The correct answer is \(x=\frac{1}{3}\).

Plug *a*, *b*, and *c* into the quadratic formula: \(x=\frac{-b\pm\sqrt{b^2-4ac}}{2a}\).

*a* represents the coefficient in front of \(x^2\) (in this case, \(a=9\))

*b* represents the coefficient in front of *x* (in this case, \(b=-6\))

*c* represents the constant (in this case, \(c=1\))

\(x=\frac{-(-6)\pm\sqrt{(-6)^2-4(9)(1)}}{2(9)}\)

\(x=\frac{6\pm\sqrt{36-36}}{18}\)

\(x=\frac{6\pm\sqrt{0}}{18}\)

\(x=\frac{6}{18}\)

\(x=\frac{1}{3}\)

**Question #4:**

Solve the equation using the quadratic formula:

\(2x^2-7x+12=0\)

**Answer:**

The correct answer is \(x=\text{ no real solutions}\).

*a* represents the coefficient in front of \(x^2\) (in this case, \(a=2\))

*b* represents the coefficient in front of *x* (in this case, \(b=-7\))

*c* represents the constant (in this case, \(c=12\))

\(x=\frac{-(-7)\pm\sqrt{(-7)^2-4(2)(12)}}{2(2)}\)

\(x=\frac{7\pm\sqrt{49-96}}{4}\)

\(x=\frac{7\pm\sqrt{-47}}{4}\)

\(\text{no real solutions}\)

**Question #5:**

Solve the equation using the quadratic formula:

\(x^2-16x+64=0\)

**Answer:**

The correct answer is \(x=8\).

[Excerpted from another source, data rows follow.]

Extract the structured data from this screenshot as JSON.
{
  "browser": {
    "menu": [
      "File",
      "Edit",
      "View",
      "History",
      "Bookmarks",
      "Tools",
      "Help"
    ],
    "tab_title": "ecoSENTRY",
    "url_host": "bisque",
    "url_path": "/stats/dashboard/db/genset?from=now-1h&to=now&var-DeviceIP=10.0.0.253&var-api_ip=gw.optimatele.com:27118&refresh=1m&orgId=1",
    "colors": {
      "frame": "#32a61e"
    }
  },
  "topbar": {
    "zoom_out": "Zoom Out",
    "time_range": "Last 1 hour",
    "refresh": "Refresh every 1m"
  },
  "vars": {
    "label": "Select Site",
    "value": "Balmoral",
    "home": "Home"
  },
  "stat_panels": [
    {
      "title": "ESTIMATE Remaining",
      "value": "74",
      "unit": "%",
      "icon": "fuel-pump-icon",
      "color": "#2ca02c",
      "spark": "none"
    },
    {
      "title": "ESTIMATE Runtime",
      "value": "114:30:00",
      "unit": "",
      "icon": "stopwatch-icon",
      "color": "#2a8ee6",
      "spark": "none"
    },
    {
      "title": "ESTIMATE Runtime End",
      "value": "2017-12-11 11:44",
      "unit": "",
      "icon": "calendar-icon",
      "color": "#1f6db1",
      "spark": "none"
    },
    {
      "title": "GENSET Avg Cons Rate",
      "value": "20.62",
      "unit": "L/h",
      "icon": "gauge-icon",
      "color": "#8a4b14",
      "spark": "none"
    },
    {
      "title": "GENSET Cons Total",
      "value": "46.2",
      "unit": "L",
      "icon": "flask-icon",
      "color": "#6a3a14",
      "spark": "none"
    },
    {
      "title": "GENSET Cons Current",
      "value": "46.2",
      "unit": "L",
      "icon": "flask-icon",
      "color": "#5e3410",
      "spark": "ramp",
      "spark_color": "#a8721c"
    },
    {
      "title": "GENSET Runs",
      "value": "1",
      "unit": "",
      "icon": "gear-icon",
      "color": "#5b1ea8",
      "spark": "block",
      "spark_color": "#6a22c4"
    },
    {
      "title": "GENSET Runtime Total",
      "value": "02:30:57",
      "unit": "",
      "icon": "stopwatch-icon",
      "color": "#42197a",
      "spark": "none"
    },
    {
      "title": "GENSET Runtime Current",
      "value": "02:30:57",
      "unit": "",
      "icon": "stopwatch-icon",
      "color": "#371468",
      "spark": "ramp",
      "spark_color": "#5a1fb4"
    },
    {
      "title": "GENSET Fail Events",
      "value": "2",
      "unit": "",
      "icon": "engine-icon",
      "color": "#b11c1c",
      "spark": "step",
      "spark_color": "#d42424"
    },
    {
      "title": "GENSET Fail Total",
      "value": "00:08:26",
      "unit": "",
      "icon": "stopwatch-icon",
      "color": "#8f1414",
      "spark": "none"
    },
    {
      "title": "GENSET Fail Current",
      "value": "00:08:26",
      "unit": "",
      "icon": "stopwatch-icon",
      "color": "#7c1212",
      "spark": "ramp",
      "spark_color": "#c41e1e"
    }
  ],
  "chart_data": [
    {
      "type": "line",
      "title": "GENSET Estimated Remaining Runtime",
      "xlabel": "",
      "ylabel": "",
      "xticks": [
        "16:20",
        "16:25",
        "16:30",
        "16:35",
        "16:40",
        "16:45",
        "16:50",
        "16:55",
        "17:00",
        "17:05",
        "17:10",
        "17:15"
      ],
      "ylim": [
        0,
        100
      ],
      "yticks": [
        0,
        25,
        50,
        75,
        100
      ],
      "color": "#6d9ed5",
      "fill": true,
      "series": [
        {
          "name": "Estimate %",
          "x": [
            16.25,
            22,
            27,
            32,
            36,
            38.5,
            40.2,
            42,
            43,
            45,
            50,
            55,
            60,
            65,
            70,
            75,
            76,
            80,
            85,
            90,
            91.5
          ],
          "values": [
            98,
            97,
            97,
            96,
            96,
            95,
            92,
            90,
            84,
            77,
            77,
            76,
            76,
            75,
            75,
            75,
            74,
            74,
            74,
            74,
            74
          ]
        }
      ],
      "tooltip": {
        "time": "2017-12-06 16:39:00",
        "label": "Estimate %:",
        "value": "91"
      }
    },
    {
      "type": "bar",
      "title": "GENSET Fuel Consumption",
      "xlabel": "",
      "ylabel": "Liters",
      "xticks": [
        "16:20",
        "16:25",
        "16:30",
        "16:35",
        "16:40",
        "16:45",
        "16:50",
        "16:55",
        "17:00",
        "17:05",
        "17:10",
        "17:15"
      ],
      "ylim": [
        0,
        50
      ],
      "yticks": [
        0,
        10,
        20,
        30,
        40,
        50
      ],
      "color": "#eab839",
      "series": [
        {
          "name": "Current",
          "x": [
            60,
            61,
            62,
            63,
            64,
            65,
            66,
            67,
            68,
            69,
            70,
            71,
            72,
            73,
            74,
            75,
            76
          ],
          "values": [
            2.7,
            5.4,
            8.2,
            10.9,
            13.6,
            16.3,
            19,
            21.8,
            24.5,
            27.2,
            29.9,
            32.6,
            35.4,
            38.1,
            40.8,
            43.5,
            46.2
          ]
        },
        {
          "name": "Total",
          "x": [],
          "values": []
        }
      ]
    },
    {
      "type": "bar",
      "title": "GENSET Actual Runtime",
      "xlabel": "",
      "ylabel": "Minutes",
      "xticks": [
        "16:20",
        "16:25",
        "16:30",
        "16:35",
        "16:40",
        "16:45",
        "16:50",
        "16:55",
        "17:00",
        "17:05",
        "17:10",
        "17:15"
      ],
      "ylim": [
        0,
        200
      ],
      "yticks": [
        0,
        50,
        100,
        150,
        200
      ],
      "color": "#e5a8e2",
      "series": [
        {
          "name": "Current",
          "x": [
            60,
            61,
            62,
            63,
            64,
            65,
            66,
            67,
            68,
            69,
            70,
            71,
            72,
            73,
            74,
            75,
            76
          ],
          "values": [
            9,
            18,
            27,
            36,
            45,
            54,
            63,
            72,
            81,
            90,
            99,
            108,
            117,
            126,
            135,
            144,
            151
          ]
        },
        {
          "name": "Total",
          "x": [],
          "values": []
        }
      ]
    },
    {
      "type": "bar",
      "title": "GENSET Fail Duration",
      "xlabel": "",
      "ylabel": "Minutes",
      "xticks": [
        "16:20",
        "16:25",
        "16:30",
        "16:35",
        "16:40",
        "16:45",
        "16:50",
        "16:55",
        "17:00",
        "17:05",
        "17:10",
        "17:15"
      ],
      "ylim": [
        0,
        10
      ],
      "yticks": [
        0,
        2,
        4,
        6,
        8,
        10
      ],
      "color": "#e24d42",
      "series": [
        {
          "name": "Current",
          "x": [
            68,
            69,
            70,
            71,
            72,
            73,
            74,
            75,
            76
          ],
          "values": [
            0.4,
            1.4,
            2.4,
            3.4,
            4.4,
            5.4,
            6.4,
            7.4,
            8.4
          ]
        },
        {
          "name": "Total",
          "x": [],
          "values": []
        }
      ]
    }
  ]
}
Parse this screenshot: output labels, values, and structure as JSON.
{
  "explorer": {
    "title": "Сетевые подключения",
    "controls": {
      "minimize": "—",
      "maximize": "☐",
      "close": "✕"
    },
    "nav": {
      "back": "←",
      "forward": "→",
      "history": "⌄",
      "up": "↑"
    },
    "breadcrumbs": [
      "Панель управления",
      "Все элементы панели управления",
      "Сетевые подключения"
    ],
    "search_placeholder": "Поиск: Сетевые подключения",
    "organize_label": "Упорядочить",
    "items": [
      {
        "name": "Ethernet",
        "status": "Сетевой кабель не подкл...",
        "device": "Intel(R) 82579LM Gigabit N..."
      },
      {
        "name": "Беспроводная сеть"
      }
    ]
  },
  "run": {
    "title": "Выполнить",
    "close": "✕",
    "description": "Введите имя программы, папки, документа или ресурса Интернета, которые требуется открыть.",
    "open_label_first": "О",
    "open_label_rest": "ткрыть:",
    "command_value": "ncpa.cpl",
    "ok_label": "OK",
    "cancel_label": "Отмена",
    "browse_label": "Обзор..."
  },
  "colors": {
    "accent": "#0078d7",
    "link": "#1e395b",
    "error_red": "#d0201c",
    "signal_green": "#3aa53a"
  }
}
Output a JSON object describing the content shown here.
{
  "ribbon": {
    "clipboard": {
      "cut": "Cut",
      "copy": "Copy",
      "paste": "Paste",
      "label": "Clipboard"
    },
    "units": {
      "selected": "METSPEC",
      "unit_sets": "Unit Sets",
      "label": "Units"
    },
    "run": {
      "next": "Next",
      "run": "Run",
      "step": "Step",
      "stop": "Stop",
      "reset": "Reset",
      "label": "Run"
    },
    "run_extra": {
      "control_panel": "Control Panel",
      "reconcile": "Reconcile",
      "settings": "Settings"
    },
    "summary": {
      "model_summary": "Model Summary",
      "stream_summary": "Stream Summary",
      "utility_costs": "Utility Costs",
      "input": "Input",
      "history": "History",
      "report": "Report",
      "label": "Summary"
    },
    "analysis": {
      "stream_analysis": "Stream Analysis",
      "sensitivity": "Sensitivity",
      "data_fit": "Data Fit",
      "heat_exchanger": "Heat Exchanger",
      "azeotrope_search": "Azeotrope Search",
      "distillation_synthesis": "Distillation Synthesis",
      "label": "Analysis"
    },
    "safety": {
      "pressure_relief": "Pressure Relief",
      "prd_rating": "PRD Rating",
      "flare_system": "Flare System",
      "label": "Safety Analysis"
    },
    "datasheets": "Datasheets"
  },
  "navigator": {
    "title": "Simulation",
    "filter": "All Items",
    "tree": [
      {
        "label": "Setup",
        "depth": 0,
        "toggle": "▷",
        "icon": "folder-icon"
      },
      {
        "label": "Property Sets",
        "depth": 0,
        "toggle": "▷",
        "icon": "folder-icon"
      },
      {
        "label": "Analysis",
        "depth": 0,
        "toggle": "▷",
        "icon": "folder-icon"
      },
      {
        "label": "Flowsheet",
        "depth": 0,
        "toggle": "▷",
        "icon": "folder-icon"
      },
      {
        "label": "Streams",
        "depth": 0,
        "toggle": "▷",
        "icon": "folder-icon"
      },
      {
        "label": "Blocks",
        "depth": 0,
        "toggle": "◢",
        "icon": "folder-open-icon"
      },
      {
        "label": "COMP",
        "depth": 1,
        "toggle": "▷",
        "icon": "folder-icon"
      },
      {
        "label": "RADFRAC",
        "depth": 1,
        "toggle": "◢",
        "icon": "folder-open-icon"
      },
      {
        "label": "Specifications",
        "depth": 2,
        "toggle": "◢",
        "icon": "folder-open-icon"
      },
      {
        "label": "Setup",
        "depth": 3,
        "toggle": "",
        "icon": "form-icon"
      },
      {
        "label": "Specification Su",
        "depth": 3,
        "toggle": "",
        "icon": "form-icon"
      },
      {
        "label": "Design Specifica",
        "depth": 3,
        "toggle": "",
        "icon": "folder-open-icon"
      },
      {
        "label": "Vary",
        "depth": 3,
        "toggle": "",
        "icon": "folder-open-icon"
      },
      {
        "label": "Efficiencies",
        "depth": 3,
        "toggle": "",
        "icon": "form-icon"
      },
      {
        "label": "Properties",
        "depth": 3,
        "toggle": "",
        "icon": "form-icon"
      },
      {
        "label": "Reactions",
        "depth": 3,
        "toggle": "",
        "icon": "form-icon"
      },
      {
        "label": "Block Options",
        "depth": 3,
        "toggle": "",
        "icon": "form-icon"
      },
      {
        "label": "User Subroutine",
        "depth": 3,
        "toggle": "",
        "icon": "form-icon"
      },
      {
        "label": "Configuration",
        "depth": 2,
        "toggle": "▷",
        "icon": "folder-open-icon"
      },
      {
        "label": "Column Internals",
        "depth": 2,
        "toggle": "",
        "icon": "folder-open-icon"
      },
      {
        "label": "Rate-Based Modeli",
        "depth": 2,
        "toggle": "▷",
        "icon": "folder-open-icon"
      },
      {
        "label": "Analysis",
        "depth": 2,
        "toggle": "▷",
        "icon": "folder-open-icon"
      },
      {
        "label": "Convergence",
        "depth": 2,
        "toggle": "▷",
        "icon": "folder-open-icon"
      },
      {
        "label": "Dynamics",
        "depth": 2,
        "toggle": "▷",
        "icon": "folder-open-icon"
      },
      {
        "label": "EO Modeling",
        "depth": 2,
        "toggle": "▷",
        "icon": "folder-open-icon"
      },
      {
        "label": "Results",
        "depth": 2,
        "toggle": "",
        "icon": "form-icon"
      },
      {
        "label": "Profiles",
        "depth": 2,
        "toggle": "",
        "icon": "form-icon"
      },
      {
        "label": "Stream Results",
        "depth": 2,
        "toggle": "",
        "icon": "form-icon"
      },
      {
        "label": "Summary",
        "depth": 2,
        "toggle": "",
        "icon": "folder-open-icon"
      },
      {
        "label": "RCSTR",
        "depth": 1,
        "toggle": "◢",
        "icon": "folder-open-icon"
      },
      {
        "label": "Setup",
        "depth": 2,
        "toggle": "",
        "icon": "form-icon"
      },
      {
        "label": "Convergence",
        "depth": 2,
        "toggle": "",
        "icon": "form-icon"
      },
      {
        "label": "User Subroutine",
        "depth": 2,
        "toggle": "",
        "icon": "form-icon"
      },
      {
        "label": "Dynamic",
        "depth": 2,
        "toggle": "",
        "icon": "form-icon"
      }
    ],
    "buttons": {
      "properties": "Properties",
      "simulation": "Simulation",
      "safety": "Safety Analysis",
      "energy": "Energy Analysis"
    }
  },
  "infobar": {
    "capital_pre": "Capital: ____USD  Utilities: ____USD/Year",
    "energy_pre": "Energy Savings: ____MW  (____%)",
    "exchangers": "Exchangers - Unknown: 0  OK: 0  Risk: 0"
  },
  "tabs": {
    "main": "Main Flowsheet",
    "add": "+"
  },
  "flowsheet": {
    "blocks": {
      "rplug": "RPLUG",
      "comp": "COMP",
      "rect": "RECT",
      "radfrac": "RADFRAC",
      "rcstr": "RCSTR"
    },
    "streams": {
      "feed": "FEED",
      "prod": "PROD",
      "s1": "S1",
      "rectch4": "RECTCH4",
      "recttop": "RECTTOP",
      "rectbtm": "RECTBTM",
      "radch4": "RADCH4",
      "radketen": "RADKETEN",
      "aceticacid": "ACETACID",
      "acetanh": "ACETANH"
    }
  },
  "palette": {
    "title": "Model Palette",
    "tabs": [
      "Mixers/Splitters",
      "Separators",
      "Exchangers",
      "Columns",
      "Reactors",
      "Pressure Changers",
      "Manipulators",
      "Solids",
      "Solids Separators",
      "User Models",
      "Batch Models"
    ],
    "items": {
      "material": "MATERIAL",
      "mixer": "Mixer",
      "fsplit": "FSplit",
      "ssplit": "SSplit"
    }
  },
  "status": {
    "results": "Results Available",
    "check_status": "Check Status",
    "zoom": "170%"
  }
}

*a* represents the coefficient in front of \(x^2\) (in this case, \(a=1\))

*b* represents the coefficient in front of *x* (in this case, \(b=-16\))

*c* represents the constant (in this case, \(c=64\))

\(x=\frac{-(-16)\pm\sqrt{(-16)^2-4(1)(64)}}{2(1)}\)

\(x=\frac{16\pm\sqrt{256-256}}{2}\)

\(x=\frac{16\pm\sqrt{0}}{2}\)

\(x=8\)